That may sound like a lot, but it’s actually a drop in the bucket. The coalition’s efforts would only push the issue to where it was five years ago, which is a half-way house at best.
The problem is deep. According to a report this spring from the Partnership for a New American Economy, just 45 percent of low-income residents have access to the internet. Almost 90 percent of Hispanic and African-American residents lack it. Even among high-income households, the digital divide is stark: Just 54 percent of broadband users have access to the internet in their homes.
But the challenges are more systemic than a lack of skills training. For one thing, public investment in broadband has been, for the most part, slow to rise. Another big issue: job discrimination. In many areas, employers still use job search engines to sort applicants based on stereotypes.
Since no one should lose out on jobs just because of where they live, these practices have to stop.
Also, the share of African-Americans with a high school diploma is higher than the national average. But only 2 in 5 blacks with high school diplomas, or 20 percent, have bachelor’s degrees.
The numbers are even worse among Hispanics, who are stuck at just 11 percent. That compares with 26 percent for whites. Again, one could argue that’s part of the blame for the digital divide — but it’s also part of the reason why the gap persists.
Not only do many people don’t have skills to get jobs, they may lack the education necessary to get those jobs. For example, 28 percent of minorities between 18 and 24 have no high school diploma.
This isn’t the first time digital training has been a priority for African-Americans. After Barack Obama was elected, the president launched the Connect Home program. It targeted low-income areas that didn’t have broadband. The aim was to spur higher digital access by improving connectivity and creating a network of public works projects — which set aside these neighborhoods for particular purposes, such as connecting schools or libraries.

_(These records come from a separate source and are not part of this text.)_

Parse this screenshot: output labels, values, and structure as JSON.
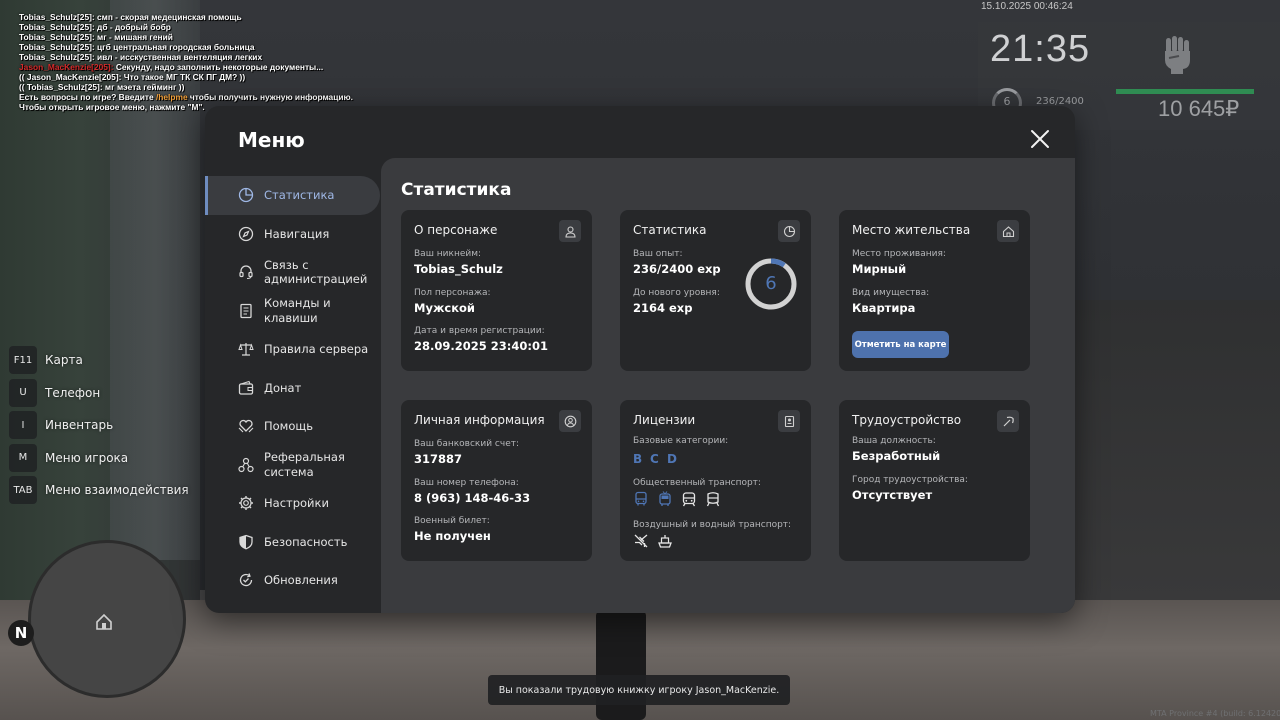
{
  "chat": [
    {
      "parts": [
        {
          "text": "Tobias_Schulz[25]: смп - скорая медецинская помощь",
          "color": "white"
        }
      ]
    },
    {
      "parts": [
        {
          "text": "Tobias_Schulz[25]: дб - добрый бобр",
          "color": "white"
        }
      ]
    },
    {
      "parts": [
        {
          "text": "Tobias_Schulz[25]: мг - мишаня гений",
          "color": "white"
        }
      ]
    },
    {
      "parts": [
        {
          "text": "Tobias_Schulz[25]: цгб центральная городская больница",
          "color": "white"
        }
      ]
    },
    {
      "parts": [
        {
          "text": "Tobias_Schulz[25]: ивл - исскуственная вентеляция легких",
          "color": "white"
        }
      ]
    },
    {
      "parts": [
        {
          "text": "Jason_MacKenzie[205]: ",
          "color": "red"
        },
        {
          "text": "Секунду, надо заполнить некоторые документы...",
          "color": "white"
        }
      ]
    },
    {
      "parts": [
        {
          "text": "(( Jason_MacKenzie[205]: Что такое МГ ТК СК ПГ ДМ? ))",
          "color": "white"
        }
      ]
    },
    {
      "parts": [
        {
          "text": "(( Tobias_Schulz[25]: мг мэета гейминг ))",
          "color": "white"
        }
      ]
    },
    {
      "parts": [
        {
          "text": "Есть вопросы по игре? Введите ",
          "color": "white"
        },
        {
          "text": "/helpme",
          "color": "orange"
        },
        {
          "text": " чтобы получить нужную информацию.",
          "color": "white"
        }
      ]
    },
    {
      "parts": [
        {
          "text": "Чтобы открыть игровое меню, нажмите \"M\".",
          "color": "white"
        }
      ]
    }
  ],
  "hud": {
    "datetime": "15.10.2025 00:46:24",
    "time": "21:35",
    "level": "6",
    "exp": "236/2400",
    "money": "10 645₽",
    "level_progress": 0.098
  },
  "hints": [
    {
      "key": "F11",
      "label": "Карта",
      "name": "hint-map"
    },
    {
      "key": "U",
      "label": "Телефон",
      "name": "hint-phone"
    },
    {
      "key": "I",
      "label": "Инвентарь",
      "name": "hint-inventory"
    },
    {
      "key": "M",
      "label": "Меню игрока",
      "name": "hint-player-menu"
    },
    {
      "key": "TAB",
      "label": "Меню взаимодействия",
      "name": "hint-interaction-menu"
    }
  ],
  "minimap": {
    "north": "N"
  },
  "menu": {
    "title": "Меню",
    "nav": [
      {
        "label": "Статистика",
        "icon": "pie-chart-icon",
        "name": "nav-statistics",
        "active": true
      },
      {
        "label": "Навигация",
        "icon": "compass-icon",
        "name": "nav-navigation",
        "active": false
      },
      {
        "label": "Связь с администрацией",
        "icon": "headset-icon",
        "name": "nav-admin-contact",
        "active": false
      },
      {
        "label": "Команды и клавиши",
        "icon": "document-icon",
        "name": "nav-commands",
        "active": false
      },
      {
        "label": "Правила сервера",
        "icon": "scales-icon",
        "name": "nav-rules",
        "active": false
      },
      {
        "label": "Донат",
        "icon": "wallet-icon",
        "name": "nav-donate",
        "active": false
      },
      {
        "label": "Помощь",
        "icon": "heart-hands-icon",
        "name": "nav-help",
        "active": false
      },
      {
        "label": "Реферальная система",
        "icon": "referral-icon",
        "name": "nav-referral",
        "active": false
      },
      {
        "label": "Настройки",
        "icon": "gear-icon",
        "name": "nav-settings",
        "active": false
      },
      {
        "label": "Безопасность",
        "icon": "shield-icon",
        "name": "nav-security",
        "active": false
      },
      {
        "label": "Обновления",
        "icon": "update-icon",
        "name": "nav-updates",
        "active": false
      }
    ]
  },
  "content": {
    "title": "Статистика",
    "character": {
      "title": "О персонаже",
      "nickname_label": "Ваш никнейм:",
      "nickname": "Tobias_Schulz",
      "gender_label": "Пол персонажа:",
      "gender": "Мужской",
      "reg_label": "Дата и время регистрации:",
      "reg": "28.09.2025 23:40:01"
    },
    "stats": {
      "title": "Статистика",
      "exp_label": "Ваш опыт:",
      "exp": "236/2400 exp",
      "next_label": "До нового уровня:",
      "next": "2164 exp",
      "level": "6",
      "progress": 0.098
    },
    "residence": {
      "title": "Место жительства",
      "place_label": "Место проживания:",
      "place": "Мирный",
      "type_label": "Вид имущества:",
      "type": "Квартира",
      "button": "Отметить на карте"
    },
    "personal": {
      "title": "Личная информация",
      "bank_label": "Ваш банковский счет:",
      "bank": "317887",
      "phone_label": "Ваш номер телефона:",
      "phone": "8 (963) 148-46-33",
      "military_label": "Военный билет:",
      "military": "Не получен"
    },
    "licenses": {
      "title": "Лицензии",
      "base_label": "Базовые категории:",
      "categories": [
        "B",
        "C",
        "D"
      ],
      "public_label": "Общественный транспорт:",
      "public_icons": [
        "bus-icon",
        "trolleybus-icon",
        "tram-icon",
        "metro-icon"
      ],
      "air_label": "Воздушный и водный транспорт:",
      "air_icons": [
        "plane-icon",
        "ship-icon"
      ]
    },
    "employment": {
      "title": "Трудоустройство",
      "position_label": "Ваша должность:",
      "position": "Безработный",
      "city_label": "Город трудоустройства:",
      "city": "Отсутствует"
    }
  },
  "toast": "Вы показали трудовую книжку игроку Jason_MacKenzie.",
  "build": "MTA Province #4 (build: 6.12420.9",
  "colors": {
    "accent": "#4f76b5",
    "hud_bar": "#2f8c52",
    "chat_red": "#d42a2a",
    "chat_orange": "#f0a03c"
  }
}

The project managed to get some progress, but the plan remains underfunded and underfunded. As I’ve written before, efforts like this should go national — or else America could find itself locked in a never-ending argument over which communities get connected.